DIABOLIQUE: As a first time director, what were some the biggest challenges during production? What about rewarding experiences?

KATZ: Shooting a film in 14 days was really tough. Sometimes you have time to get one take of stuff, which is incredibly scary. Things can, and will go wrong at any moment. There was a blackout, and we lost half a day. With such a tight schedule, something like that absolutely kills you. Tensions build, people get tired, stressed. It’s very hard when people have to go to really dramatic, dark places… during rushed circumstances. It’s taxing. I’d come home from a day of shooting, and just feel like I was part of some crackhead circus. Total mayhem. But, you have to embrace it. In some ways, those conditions can help the process. There is nothing like standing there, and watching things come to life, in a vital, unpredictable way. And you know when it clicks… when something just fucking hits. Some of the more violent, intense parts of the film, there was nothing like just standing there and witnessing them. So many times in bigger budgets, everything is very formal, and orderly, so no matter what’s being filmed, it never feels that crazy when you’re there… it’s too controlled. This wasn’t, and it really got my adrenaline pumping to be part of it.

DIABOLIQUE: What’s the most desperate thing you’ve ever had to do to make a film?

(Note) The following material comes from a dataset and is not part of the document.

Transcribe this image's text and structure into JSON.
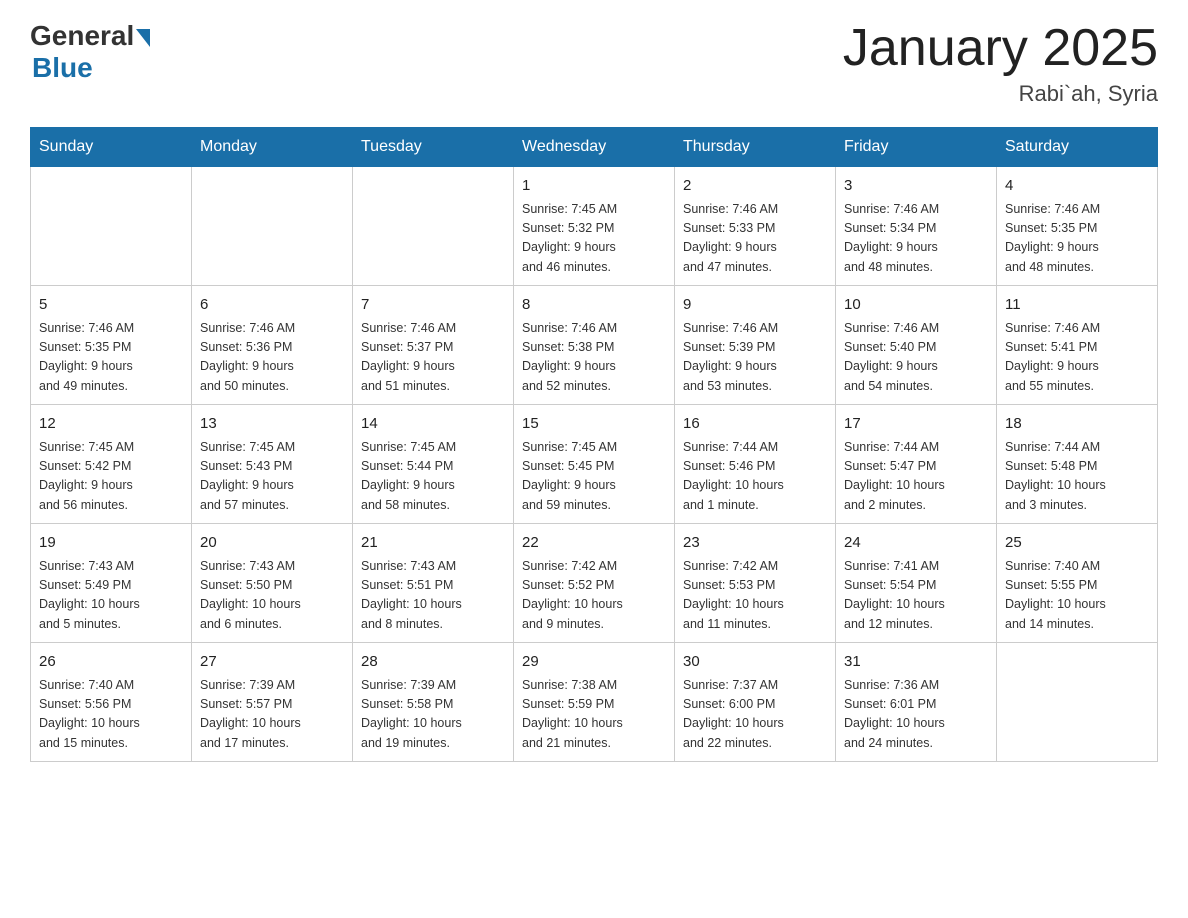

KATZ: Before I moved to Los Angeles, I had a producer contact me about possibly writing an Abominable Snowman movie…sci-fi channel stuff. The catch was, I couldn’t get paid until an outline was approved of. I wrote one outline. Twelve pages. He had some notes. So I had to go again, a whole new outline. Twenty pages. This process went on for a year. I probably wrote forty abominable snowman outlines. I was living with my parents, completely depressed, and crazy about this stupid Abominable Snowman story that I couldn’t crack, and then finally, the project just went away. I don’t even think the producer sent it to Sci-Fi for approval. I could have really hung it up over that, it was really discouraging, but something in me must have loved punishment, because instead, I moved to LA, and endured ten more years of treatment like that before I got a chance to make Cheap Thrills.

For more information about Cheap Thrills and the Boston Underground Film Festival, please visit:

– By Chris Hallock